The CBI had on two occassions – in 2007 and 2009 – probed allegations that Mr Tytler had incited murderous mobs in Delhi in the aftermath of former PM Indira Gandhi’s assassination in November 1984. On both occasions, the CBI filed closure reports, claiming that the evidence against Mr Tytler was weak.
But Mr M Narayanan, who was one of the key officials in charge of the genocide case, says that there was sufficient evidence to continue to probe Mr Tytler, based on the testimonies of two witnesses who fled India to settle in the US.
He says the CBI went to the US in 2008, and “recorded the statements of Jasbir Singh and Surinder Singh. They said they were present in Gurudwara Pulbangash (in North Delhi) on November 1, 1984, and had heard Tytler provoking his men to attack the Sikhs in the Gurudwara and they also heard him saying that in his area there were less killings so he was provoking them. They also said there were four other witnesses and gave their names. The CBI team came back and submitted the report. I instructed them that all these persons named by them should be traced and examined, statements should be recorded.”
When we asked why, instead, the CBI closed the case, he said he retired soon afterwards, but he found out that the closure report came after “Tytler had come and met the officers of the CBI and had given a video cassette of Doordarshan footage showing he was present at Teen Murti Bhawan (where Indira Gandhi’s body was kept in state) that day and not at Pulbangash. The CBI also mentioned that after so many years witnesses had come up with Tytler’s name so they cant be believed.”
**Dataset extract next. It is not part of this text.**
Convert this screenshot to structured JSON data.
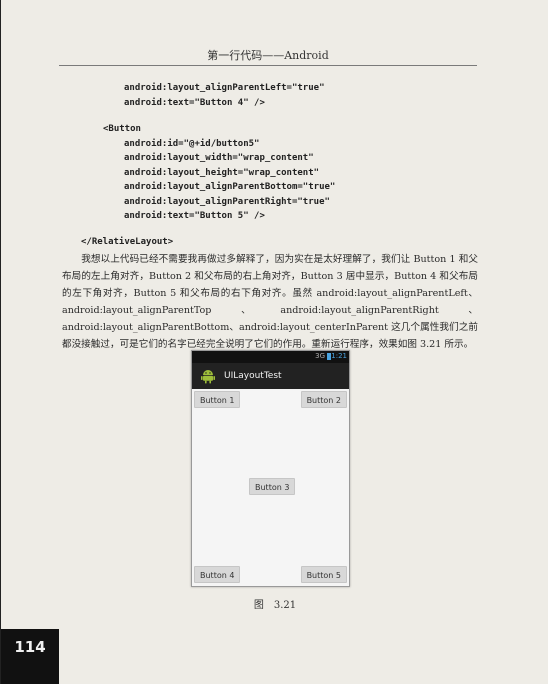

He said these are not credible reasons to close the case, since Mr Tytler could have slipped out of Teen Murti at any time, unnoticed by the TV cameras. He said the reasons for the witnesses delayed testimonies could be because they feared reprisals if they spoke out.
He says he suspects that Tytler was let off the hook because “it appeared that there was some pressure from him or people were influenced by his presence” at the CBI headquarters.
The trial court has ordered a reinvestigation of the case by the CBI. Mr Tytler challenged this in High Court and Supreme Court and lost.